Stored data entries:
·····

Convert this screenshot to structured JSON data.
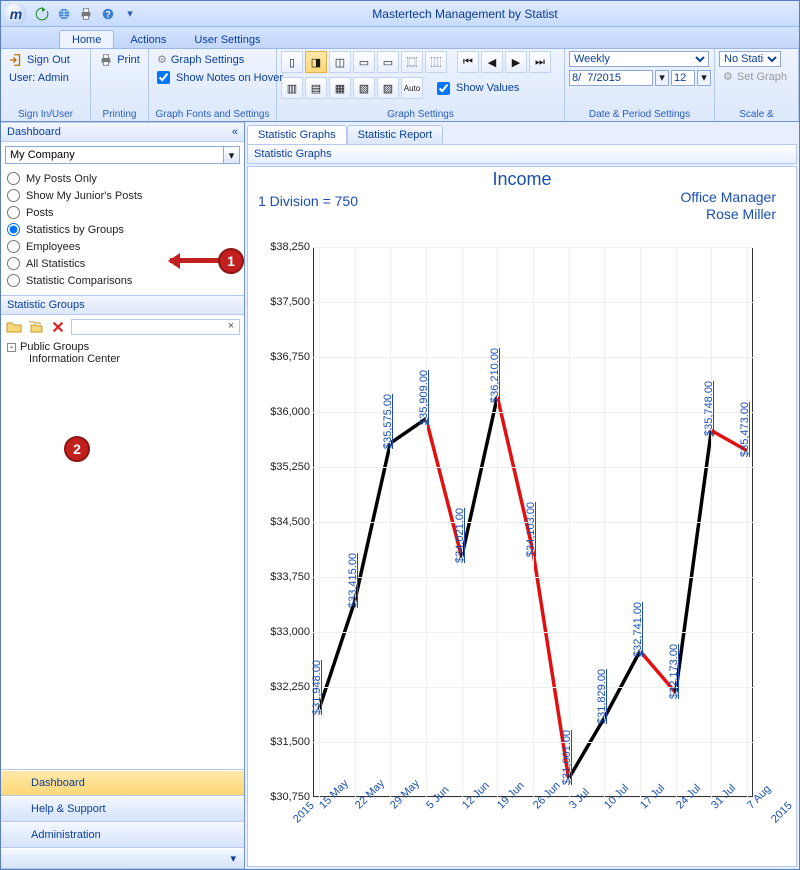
{
  "app": {
    "title": "Mastertech Management by Statist"
  },
  "ribbon": {
    "tabs": [
      "Home",
      "Actions",
      "User Settings"
    ],
    "active_tab": 0,
    "groups": {
      "signin": {
        "sign_out": "Sign Out",
        "user_line": "User: Admin",
        "sign_in": "Sign In/User"
      },
      "printing": {
        "print": "Print",
        "label": "Printing"
      },
      "gfs": {
        "graph_settings": "Graph Settings",
        "show_notes": "Show Notes on Hover",
        "label": "Graph Fonts and Settings"
      },
      "graph_settings": {
        "show_values": "Show Values",
        "label": "Graph Settings"
      },
      "date_period": {
        "period_select": "Weekly",
        "date": "8/  7/2015",
        "num": "12",
        "label": "Date & Period Settings"
      },
      "scale": {
        "no_stat": "No Statistic S",
        "set_graph": "Set Graph",
        "label": "Scale &"
      }
    }
  },
  "sidebar": {
    "header": "Dashboard",
    "company": "My Company",
    "options": [
      "My Posts Only",
      "Show My Junior's Posts",
      "Posts",
      "Statistics by Groups",
      "Employees",
      "All Statistics",
      "Statistic Comparisons"
    ],
    "selected_option": 3,
    "stat_groups_header": "Statistic Groups",
    "tree": {
      "root": "Public Groups",
      "child": "Information Center"
    },
    "nav": {
      "dashboard": "Dashboard",
      "help": "Help & Support",
      "admin": "Administration"
    }
  },
  "main": {
    "tabs": [
      "Statistic Graphs",
      "Statistic Report"
    ],
    "active_tab": 0,
    "breadcrumb": "Statistic Graphs"
  },
  "annotations": {
    "1": "1",
    "2": "2"
  },
  "chart_data": {
    "type": "line",
    "title": "Income",
    "subtitle_left": "1 Division = 750",
    "owner_role": "Office Manager",
    "owner_name": "Rose Miller",
    "ylabel": "",
    "xlabel": "",
    "ylim": [
      30750,
      38250
    ],
    "y_ticks": [
      30750,
      31500,
      32250,
      33000,
      33750,
      34500,
      35250,
      36000,
      36750,
      37500,
      38250
    ],
    "y_tick_labels": [
      "30,750",
      "$31,500",
      "$32,250",
      "$33,000",
      "$33,750",
      "$34,500",
      "$35,250",
      "$36,000",
      "$36,750",
      "$37,500",
      "$38,250"
    ],
    "categories": [
      "15 May",
      "22 May",
      "29 May",
      "5 Jun",
      "12 Jun",
      "19 Jun",
      "26 Jun",
      "3 Jul",
      "10 Jul",
      "17 Jul",
      "24 Jul",
      "31 Jul",
      "7 Aug"
    ],
    "year_start": "2015",
    "year_end": "2015",
    "values": [
      31948.0,
      33415.0,
      35575.0,
      35909.0,
      34021.0,
      36210.0,
      34103.0,
      31001.0,
      31829.0,
      32741.0,
      32173.0,
      35748.0,
      35473.0
    ],
    "value_labels": [
      "$31,948.00",
      "$33,415.00",
      "$35,575.00",
      "$35,909.00",
      "$34,021.00",
      "$36,210.00",
      "$34,103.00",
      "$31,001.00",
      "$31,829.00",
      "$32,741.00",
      "$32,173.00",
      "$35,748.00",
      "$35,473.00"
    ],
    "segment_colors": [
      "black",
      "black",
      "black",
      "red",
      "black",
      "red",
      "red",
      "black",
      "black",
      "red",
      "black",
      "red"
    ]
  }
}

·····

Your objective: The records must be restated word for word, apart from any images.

Task solution:
Convert this screenshot to structured JSON data.
{
  "app": {
    "title": "Mastertech Management by Statist"
  },
  "ribbon": {
    "tabs": [
      "Home",
      "Actions",
      "User Settings"
    ],
    "active_tab": 0,
    "groups": {
      "signin": {
        "sign_out": "Sign Out",
        "user_line": "User: Admin",
        "sign_in": "Sign In/User"
      },
      "printing": {
        "print": "Print",
        "label": "Printing"
      },
      "gfs": {
        "graph_settings": "Graph Settings",
        "show_notes": "Show Notes on Hover",
        "label": "Graph Fonts and Settings"
      },
      "graph_settings": {
        "show_values": "Show Values",
        "label": "Graph Settings"
      },
      "date_period": {
        "period_select": "Weekly",
        "date": "8/  7/2015",
        "num": "12",
        "label": "Date & Period Settings"
      },
      "scale": {
        "no_stat": "No Statistic S",
        "set_graph": "Set Graph",
        "label": "Scale &"
      }
    }
  },
  "sidebar": {
    "header": "Dashboard",
    "company": "My Company",
    "options": [
      "My Posts Only",
      "Show My Junior's Posts",
      "Posts",
      "Statistics by Groups",
      "Employees",
      "All Statistics",
      "Statistic Comparisons"
    ],
    "selected_option": 3,
    "stat_groups_header": "Statistic Groups",
    "tree": {
      "root": "Public Groups",
      "child": "Information Center"
    },
    "nav": {
      "dashboard": "Dashboard",
      "help": "Help & Support",
      "admin": "Administration"
    }
  },
  "main": {
    "tabs": [
      "Statistic Graphs",
      "Statistic Report"
    ],
    "active_tab": 0,
    "breadcrumb": "Statistic Graphs"
  },
  "annotations": {
    "1": "1",
    "2": "2"
  },
  "chart_data": {
    "type": "line",
    "title": "Income",
    "subtitle_left": "1 Division = 750",
    "owner_role": "Office Manager",
    "owner_name": "Rose Miller",
    "ylabel": "",
    "xlabel": "",
    "ylim": [
      30750,
      38250
    ],
    "y_ticks": [
      30750,
      31500,
      32250,
      33000,
      33750,
      34500,
      35250,
      36000,
      36750,
      37500,
      38250
    ],
    "y_tick_labels": [
      "30,750",
      "$31,500",
      "$32,250",
      "$33,000",
      "$33,750",
      "$34,500",
      "$35,250",
      "$36,000",
      "$36,750",
      "$37,500",
      "$38,250"
    ],
    "categories": [
      "15 May",
      "22 May",
      "29 May",
      "5 Jun",
      "12 Jun",
      "19 Jun",
      "26 Jun",
      "3 Jul",
      "10 Jul",
      "17 Jul",
      "24 Jul",
      "31 Jul",
      "7 Aug"
    ],
    "year_start": "2015",
    "year_end": "2015",
    "values": [
      31948.0,
      33415.0,
      35575.0,
      35909.0,
      34021.0,
      36210.0,
      34103.0,
      31001.0,
      31829.0,
      32741.0,
      32173.0,
      35748.0,
      35473.0
    ],
    "value_labels": [
      "$31,948.00",
      "$33,415.00",
      "$35,575.00",
      "$35,909.00",
      "$34,021.00",
      "$36,210.00",
      "$34,103.00",
      "$31,001.00",
      "$31,829.00",
      "$32,741.00",
      "$32,173.00",
      "$35,748.00",
      "$35,473.00"
    ],
    "segment_colors": [
      "black",
      "black",
      "black",
      "red",
      "black",
      "red",
      "red",
      "black",
      "black",
      "red",
      "black",
      "red"
    ]
  }
}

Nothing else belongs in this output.